Work to be completed:
Print each entry precisely; exclude the pictures.

Entries provided:
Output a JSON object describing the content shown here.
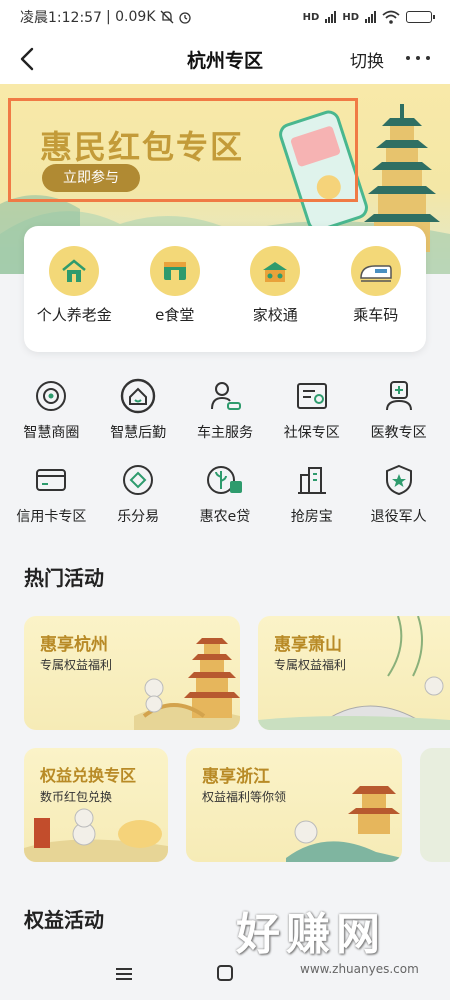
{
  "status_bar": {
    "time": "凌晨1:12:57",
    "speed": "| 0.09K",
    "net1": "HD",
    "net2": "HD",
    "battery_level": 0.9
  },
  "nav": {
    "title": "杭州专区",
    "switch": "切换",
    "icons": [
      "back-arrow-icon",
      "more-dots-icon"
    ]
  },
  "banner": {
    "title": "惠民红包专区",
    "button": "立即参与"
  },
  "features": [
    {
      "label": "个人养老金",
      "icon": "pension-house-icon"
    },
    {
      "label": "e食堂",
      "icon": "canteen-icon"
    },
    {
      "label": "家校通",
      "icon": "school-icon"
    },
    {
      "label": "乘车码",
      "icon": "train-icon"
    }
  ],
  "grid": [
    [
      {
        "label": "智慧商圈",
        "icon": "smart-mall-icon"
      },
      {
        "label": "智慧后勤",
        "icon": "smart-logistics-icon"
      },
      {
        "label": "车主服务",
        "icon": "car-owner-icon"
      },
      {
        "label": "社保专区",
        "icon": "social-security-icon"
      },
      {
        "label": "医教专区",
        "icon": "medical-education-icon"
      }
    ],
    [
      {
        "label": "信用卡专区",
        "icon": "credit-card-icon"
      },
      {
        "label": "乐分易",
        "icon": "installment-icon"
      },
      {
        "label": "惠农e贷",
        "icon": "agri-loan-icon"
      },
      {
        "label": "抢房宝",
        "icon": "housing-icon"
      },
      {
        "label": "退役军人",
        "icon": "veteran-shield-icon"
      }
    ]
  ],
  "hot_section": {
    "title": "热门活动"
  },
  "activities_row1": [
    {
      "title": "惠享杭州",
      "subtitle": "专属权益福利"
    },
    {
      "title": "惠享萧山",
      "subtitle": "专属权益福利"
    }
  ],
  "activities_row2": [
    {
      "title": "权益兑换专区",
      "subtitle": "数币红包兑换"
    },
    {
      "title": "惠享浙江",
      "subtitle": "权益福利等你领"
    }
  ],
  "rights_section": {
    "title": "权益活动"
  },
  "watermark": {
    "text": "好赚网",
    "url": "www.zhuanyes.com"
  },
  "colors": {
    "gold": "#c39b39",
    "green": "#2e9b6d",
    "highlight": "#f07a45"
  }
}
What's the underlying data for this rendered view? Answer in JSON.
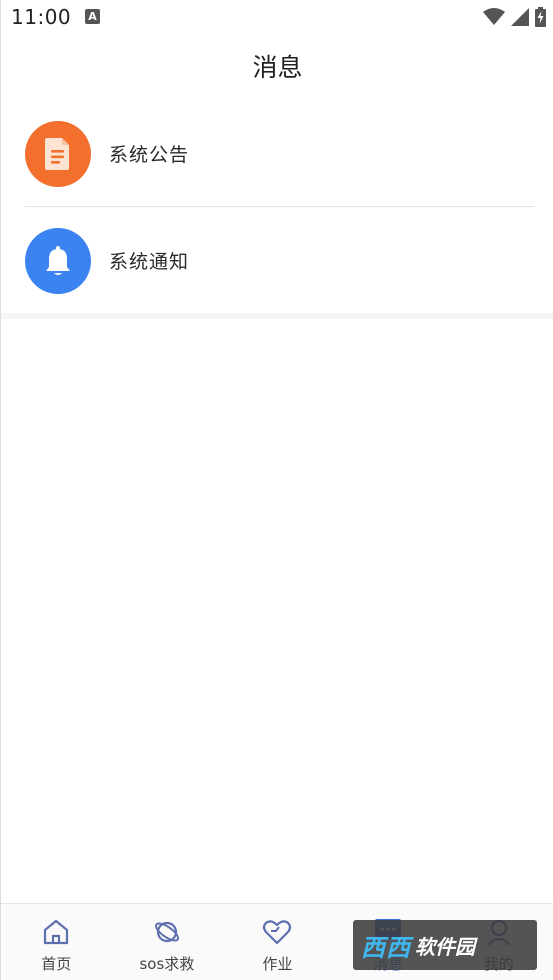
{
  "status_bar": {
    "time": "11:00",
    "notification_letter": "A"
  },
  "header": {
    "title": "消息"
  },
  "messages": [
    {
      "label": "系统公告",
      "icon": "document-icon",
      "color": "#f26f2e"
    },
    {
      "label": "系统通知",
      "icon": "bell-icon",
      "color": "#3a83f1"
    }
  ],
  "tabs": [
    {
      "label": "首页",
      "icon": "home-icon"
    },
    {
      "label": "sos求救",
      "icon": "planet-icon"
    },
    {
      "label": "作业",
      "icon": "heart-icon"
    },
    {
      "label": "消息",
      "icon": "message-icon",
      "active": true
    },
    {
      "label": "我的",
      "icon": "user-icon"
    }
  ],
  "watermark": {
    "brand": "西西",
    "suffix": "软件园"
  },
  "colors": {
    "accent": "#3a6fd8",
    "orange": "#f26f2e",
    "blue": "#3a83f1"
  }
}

Your response:
Output a JSON object describing the content shown here.
{
  "status_bar": {
    "time": "凌晨1:12:57",
    "speed": "| 0.09K",
    "net1": "HD",
    "net2": "HD",
    "battery_level": 0.9
  },
  "nav": {
    "title": "杭州专区",
    "switch": "切换",
    "icons": [
      "back-arrow-icon",
      "more-dots-icon"
    ]
  },
  "banner": {
    "title": "惠民红包专区",
    "button": "立即参与"
  },
  "features": [
    {
      "label": "个人养老金",
      "icon": "pension-house-icon"
    },
    {
      "label": "e食堂",
      "icon": "canteen-icon"
    },
    {
      "label": "家校通",
      "icon": "school-icon"
    },
    {
      "label": "乘车码",
      "icon": "train-icon"
    }
  ],
  "grid": [
    [
      {
        "label": "智慧商圈",
        "icon": "smart-mall-icon"
      },
      {
        "label": "智慧后勤",
        "icon": "smart-logistics-icon"
      },
      {
        "label": "车主服务",
        "icon": "car-owner-icon"
      },
      {
        "label": "社保专区",
        "icon": "social-security-icon"
      },
      {
        "label": "医教专区",
        "icon": "medical-education-icon"
      }
    ],
    [
      {
        "label": "信用卡专区",
        "icon": "credit-card-icon"
      },
      {
        "label": "乐分易",
        "icon": "installment-icon"
      },
      {
        "label": "惠农e贷",
        "icon": "agri-loan-icon"
      },
      {
        "label": "抢房宝",
        "icon": "housing-icon"
      },
      {
        "label": "退役军人",
        "icon": "veteran-shield-icon"
      }
    ]
  ],
  "hot_section": {
    "title": "热门活动"
  },
  "activities_row1": [
    {
      "title": "惠享杭州",
      "subtitle": "专属权益福利"
    },
    {
      "title": "惠享萧山",
      "subtitle": "专属权益福利"
    }
  ],
  "activities_row2": [
    {
      "title": "权益兑换专区",
      "subtitle": "数币红包兑换"
    },
    {
      "title": "惠享浙江",
      "subtitle": "权益福利等你领"
    }
  ],
  "rights_section": {
    "title": "权益活动"
  },
  "watermark": {
    "text": "好赚网",
    "url": "www.zhuanyes.com"
  },
  "colors": {
    "gold": "#c39b39",
    "green": "#2e9b6d",
    "highlight": "#f07a45"
  }
}
What's the underlying data for this rendered view? Answer in JSON.
{
  "status_bar": {
    "time": "11:00",
    "notification_letter": "A"
  },
  "header": {
    "title": "消息"
  },
  "messages": [
    {
      "label": "系统公告",
      "icon": "document-icon",
      "color": "#f26f2e"
    },
    {
      "label": "系统通知",
      "icon": "bell-icon",
      "color": "#3a83f1"
    }
  ],
  "tabs": [
    {
      "label": "首页",
      "icon": "home-icon"
    },
    {
      "label": "sos求救",
      "icon": "planet-icon"
    },
    {
      "label": "作业",
      "icon": "heart-icon"
    },
    {
      "label": "消息",
      "icon": "message-icon",
      "active": true
    },
    {
      "label": "我的",
      "icon": "user-icon"
    }
  ],
  "watermark": {
    "brand": "西西",
    "suffix": "软件园"
  },
  "colors": {
    "accent": "#3a6fd8",
    "orange": "#f26f2e",
    "blue": "#3a83f1"
  }
}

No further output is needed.